Yet just down the way was a guy selling handmade hot dogs, served on his own sourdough bun, his own mustard and sauerkraut. Now this is a guilty pleasure and it was damn enjoyable. His restaurant is The Pig and we understand their BBQ is first rate.
His hot dog was $5.00. Well worth it...
Eventually I had to go to work. We had a good turnout for the demonstration class, even though we were competing with the Kentucky Derby.
This is Gwen helping me demonstrate what happens when gluten (wheat protein) gets kneaded and unscrambles, much like an egg white that gets overcooked. We're stretching a slinky until it's taut. Proper manipulation of protein gives us delicate cakes and pastries (such as doughnuts) or crusty breads such as a baguette. As the dough is allowed to rest, the protein chain relaxes. Gwen is walking towards me to allow the slinky (protein chain) to "relax." That's why we don't knead or over-mix cake batter
So I totally forgot to take a photo of the doughnuts I made. We made a cinnamon and vanilla batter, dipped them in melted dark chocolate then into a variety of whimsical toppings including brightly colored, candy-covered sunflower seeds, tiny candy pink and white hearts, shaved dark and white chocolate. Sorry but you'll have to settle for this electronic billboard advertising my class.
The staff at Southern Season is top-notch, helpful, professional and polished.
I would love to return to Southern Season yet I have given myself a goal. I'll come back when S/S considers me for their wall of signed portraits, much like this portrait of the talented, lovely cookbook author Rebecca Lang. That means I need to be published, not self-published.
After a very leisurely Sunday morning we had to head back to Greenville. We took I-40 to Hickory then made our way through the mountains via US 70, taking a few detours through some twisty roads. We stopped and had ice cream at this neat, old-school soda shop, Myra’s. This is in Valdese, NC.

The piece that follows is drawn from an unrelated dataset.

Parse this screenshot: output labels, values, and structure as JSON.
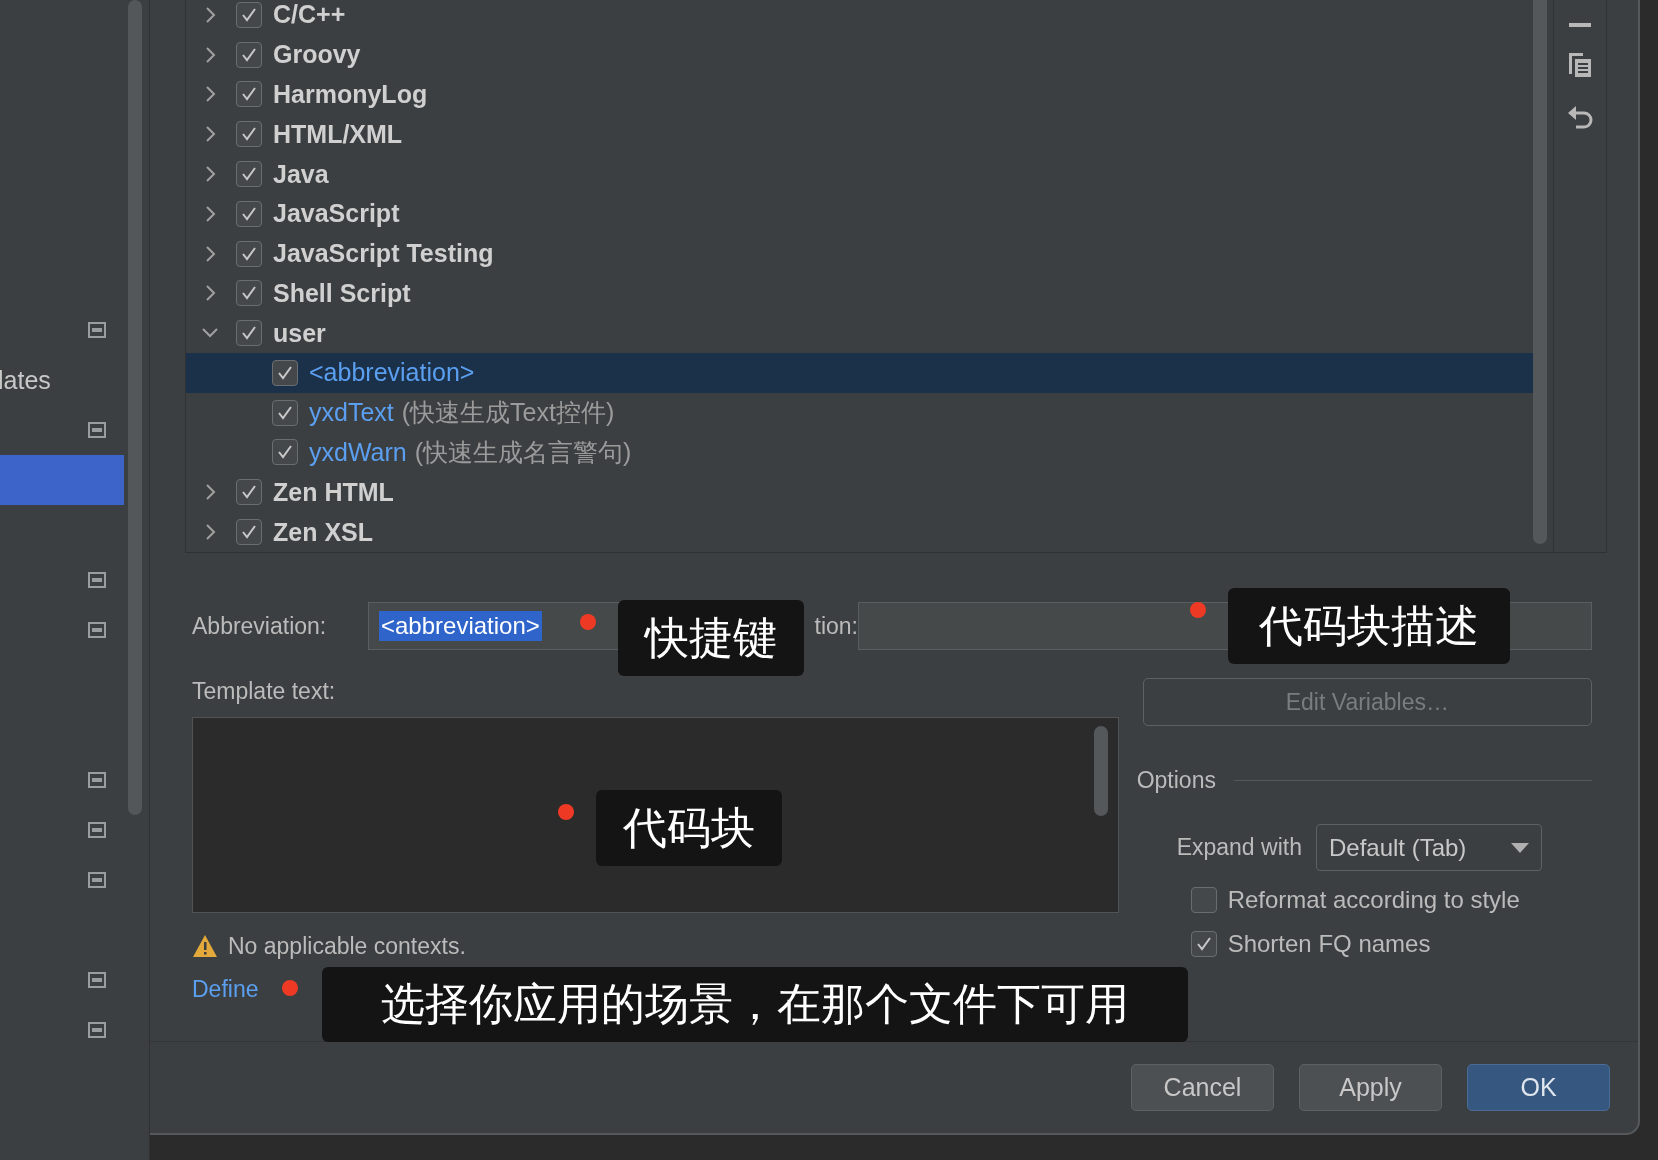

Top down, sunny day, eyes up and focused...time to drive. On roads such as this one the Corvette shined. I used the steering wheel mounted paddle shifters, turned off the traction control then got to work. Corvettes have a Heads-Up display, a hologram that is broadcast onto the windshield that gives speed, RPM's, coolant temperature and a G meter. Somewhere on NC 129 I saw .60 of a G and it was at that point Amy asked me to settle down. "Yes ma'am." All in all it was one of the better trips that Amy and I have enjoyed. Memorable food, plenty of time together, a great experience at Southern Season and plenty of time together. Here's to a happy marriage. Cheers!